In 1941 the New Haggadah and the Guide to Jewish Ritual were published. In the Guide, ritual was viewed not as law but a means to group survival and the individual Jew’s spiritual growth. The individual was to choose which rituals or folkways should be practiced, though when choosing, he should strike a balance between his own needs and those of the group.
In 1945 the Reconstructionist Sabbath Prayer Book appeared, against which a ban (herem) was proclaimed by the Aguddat ha-Rabbanim and an adverse “statement of opinion” (gillui da’at) was issued by Louis Ginzberg and Alexander Marx (Hadoar, 24 (1945), 904f.). In accordance with Kaplan’s ideology, it excised references to the Jews as a chosen people, and to such concepts as God’s revelation of the Torah to Moses and a personal Messiah. Some passages of the traditional prayer book were retained, despite Kaplan’s rejection of the concepts that lay behind them. In such cases the editors suggested to the reader how the passages should be understood. So, prayers for the restoration of Israel were retained, but readers were told this should not be construed as the return of all Jews to Palestine.
Kaplan was a Zionist of the American school, ardent in his support for the colonization of Palestine, but opposed to concepts implying the “negation of the Diaspora” and to emphasis on the necessity of aliyah.
Kaplan’s greatest success was in his impact on Jewish educators, social workers, and rabbis, especially students of the Jewish Theological Seminary, where he taught from 1909 to 1963. He left an indelible mark upon many of the Jewish community leaders. The movement, however, was less successful in recruiting a mass following.
In 1970, there were just 10 congregations affiliated to the Federation of Reconstructionist Congregations and Fellowships and about nine havurot (small groups who meet once every week or two for study and/or to observe the holidays together). The Federation affiliates have a combined membership of about 2,300 families. However, not all members think of themselves as Reconstructionists any more than all members of Orthodox, Conservative, or Reform synagogues think of themselves as Orthodox, Conservative, or Reform Jews.

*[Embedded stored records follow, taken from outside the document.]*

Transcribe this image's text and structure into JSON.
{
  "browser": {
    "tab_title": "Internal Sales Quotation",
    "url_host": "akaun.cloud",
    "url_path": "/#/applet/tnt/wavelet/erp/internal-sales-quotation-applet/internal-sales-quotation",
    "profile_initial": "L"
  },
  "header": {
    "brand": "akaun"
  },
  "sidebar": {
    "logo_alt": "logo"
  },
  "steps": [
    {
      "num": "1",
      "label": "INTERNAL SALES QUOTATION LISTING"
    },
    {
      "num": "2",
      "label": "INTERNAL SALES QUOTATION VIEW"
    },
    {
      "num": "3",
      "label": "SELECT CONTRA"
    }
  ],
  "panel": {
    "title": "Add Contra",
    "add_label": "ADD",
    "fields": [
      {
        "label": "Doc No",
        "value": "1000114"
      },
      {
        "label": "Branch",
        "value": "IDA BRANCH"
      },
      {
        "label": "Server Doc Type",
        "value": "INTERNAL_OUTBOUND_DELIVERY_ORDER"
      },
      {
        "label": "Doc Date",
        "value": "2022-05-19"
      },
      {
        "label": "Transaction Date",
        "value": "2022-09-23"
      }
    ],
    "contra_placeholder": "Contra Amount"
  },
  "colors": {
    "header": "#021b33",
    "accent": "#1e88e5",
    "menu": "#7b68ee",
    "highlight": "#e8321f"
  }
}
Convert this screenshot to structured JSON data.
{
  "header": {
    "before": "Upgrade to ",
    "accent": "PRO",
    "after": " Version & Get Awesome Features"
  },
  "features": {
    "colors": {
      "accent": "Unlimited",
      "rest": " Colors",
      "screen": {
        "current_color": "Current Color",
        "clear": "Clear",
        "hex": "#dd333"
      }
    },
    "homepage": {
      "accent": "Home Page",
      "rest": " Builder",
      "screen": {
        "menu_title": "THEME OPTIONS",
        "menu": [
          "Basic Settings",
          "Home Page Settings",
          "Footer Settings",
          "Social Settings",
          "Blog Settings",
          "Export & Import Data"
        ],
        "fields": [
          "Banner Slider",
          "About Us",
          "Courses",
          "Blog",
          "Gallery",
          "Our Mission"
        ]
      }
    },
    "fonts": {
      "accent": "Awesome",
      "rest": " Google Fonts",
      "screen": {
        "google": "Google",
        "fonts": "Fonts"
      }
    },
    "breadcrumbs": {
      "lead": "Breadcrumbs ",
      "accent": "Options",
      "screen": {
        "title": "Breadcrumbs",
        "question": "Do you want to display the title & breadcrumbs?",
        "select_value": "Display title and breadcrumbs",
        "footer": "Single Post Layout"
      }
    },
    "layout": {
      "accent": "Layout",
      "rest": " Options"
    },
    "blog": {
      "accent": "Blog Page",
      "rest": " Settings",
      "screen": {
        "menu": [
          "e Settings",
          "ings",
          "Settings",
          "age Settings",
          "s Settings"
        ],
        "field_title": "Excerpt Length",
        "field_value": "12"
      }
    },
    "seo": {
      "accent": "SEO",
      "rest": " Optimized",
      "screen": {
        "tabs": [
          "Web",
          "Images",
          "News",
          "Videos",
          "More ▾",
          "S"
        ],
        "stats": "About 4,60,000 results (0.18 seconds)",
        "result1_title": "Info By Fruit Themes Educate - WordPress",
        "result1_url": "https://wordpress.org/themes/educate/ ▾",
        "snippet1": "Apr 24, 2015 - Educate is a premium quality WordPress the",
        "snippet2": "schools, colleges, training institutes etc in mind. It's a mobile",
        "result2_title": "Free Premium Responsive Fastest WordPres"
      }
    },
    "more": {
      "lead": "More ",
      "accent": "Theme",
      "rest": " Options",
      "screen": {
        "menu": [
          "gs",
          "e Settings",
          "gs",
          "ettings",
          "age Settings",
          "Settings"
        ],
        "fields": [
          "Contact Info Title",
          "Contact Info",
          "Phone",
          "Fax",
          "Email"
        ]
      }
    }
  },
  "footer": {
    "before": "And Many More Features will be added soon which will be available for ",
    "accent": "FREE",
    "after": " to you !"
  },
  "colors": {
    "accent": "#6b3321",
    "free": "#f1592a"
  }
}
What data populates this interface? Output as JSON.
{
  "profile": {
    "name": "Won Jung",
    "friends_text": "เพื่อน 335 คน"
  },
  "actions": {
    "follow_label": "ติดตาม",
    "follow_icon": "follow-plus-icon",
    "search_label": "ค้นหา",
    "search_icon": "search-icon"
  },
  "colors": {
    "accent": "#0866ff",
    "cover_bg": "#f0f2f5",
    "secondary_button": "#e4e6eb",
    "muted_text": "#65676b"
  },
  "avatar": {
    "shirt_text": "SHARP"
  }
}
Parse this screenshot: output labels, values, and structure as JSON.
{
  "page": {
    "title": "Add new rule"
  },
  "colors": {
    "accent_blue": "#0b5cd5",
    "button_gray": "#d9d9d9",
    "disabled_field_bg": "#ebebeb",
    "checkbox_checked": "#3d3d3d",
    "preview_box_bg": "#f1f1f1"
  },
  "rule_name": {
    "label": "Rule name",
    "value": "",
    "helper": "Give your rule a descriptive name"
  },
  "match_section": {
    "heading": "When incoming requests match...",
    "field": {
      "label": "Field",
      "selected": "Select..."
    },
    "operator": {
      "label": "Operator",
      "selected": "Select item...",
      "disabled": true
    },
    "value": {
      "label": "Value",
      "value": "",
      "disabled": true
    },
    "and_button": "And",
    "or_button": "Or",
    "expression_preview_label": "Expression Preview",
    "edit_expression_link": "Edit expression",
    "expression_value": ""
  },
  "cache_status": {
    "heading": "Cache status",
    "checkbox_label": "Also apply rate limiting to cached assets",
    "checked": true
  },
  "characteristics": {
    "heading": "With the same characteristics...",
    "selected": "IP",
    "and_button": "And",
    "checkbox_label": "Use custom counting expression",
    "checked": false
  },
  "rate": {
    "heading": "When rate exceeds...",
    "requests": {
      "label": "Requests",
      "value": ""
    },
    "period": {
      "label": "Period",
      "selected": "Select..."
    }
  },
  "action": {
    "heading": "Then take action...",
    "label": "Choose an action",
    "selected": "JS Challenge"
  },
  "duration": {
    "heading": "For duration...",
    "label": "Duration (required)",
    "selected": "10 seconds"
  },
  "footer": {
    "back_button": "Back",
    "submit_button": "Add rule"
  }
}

A more unreservedly Reconstructionist organization, the Reconstructionist Foundation, whose membership is open to any Jew (including Federation members), has about 1,000 members.
Reconstructionist influence, however, is far greater than these numbers suggest.
An enhancement and turning point in the movement’s history came in 1968 when the Reconstructionist Rabbinical College was established in Philadelphia. Students are expected to complete a doctoral program in religious or cognate studies at neighboring institutions in Philadelphia (primarily Temple University) while preparing for rabbinical ordination at the college.
After Kaplan, the leader of Reconstructionism has been Ira Eisenstein, who has served as president of the Reconstructionist Foundation and of the college, editor of the magazine Reconstructionist, and de facto editor of the Reconstructionist press. For further insights into the history and origins of these divisions and movements, see Our Jewish Friends, written by Dr. Louis Goldberg and published by Moody Press. It has an excellent section on the history of the divisions of Judaism today.
Excerpted from Beginning from Jerusalem by Steve Cohen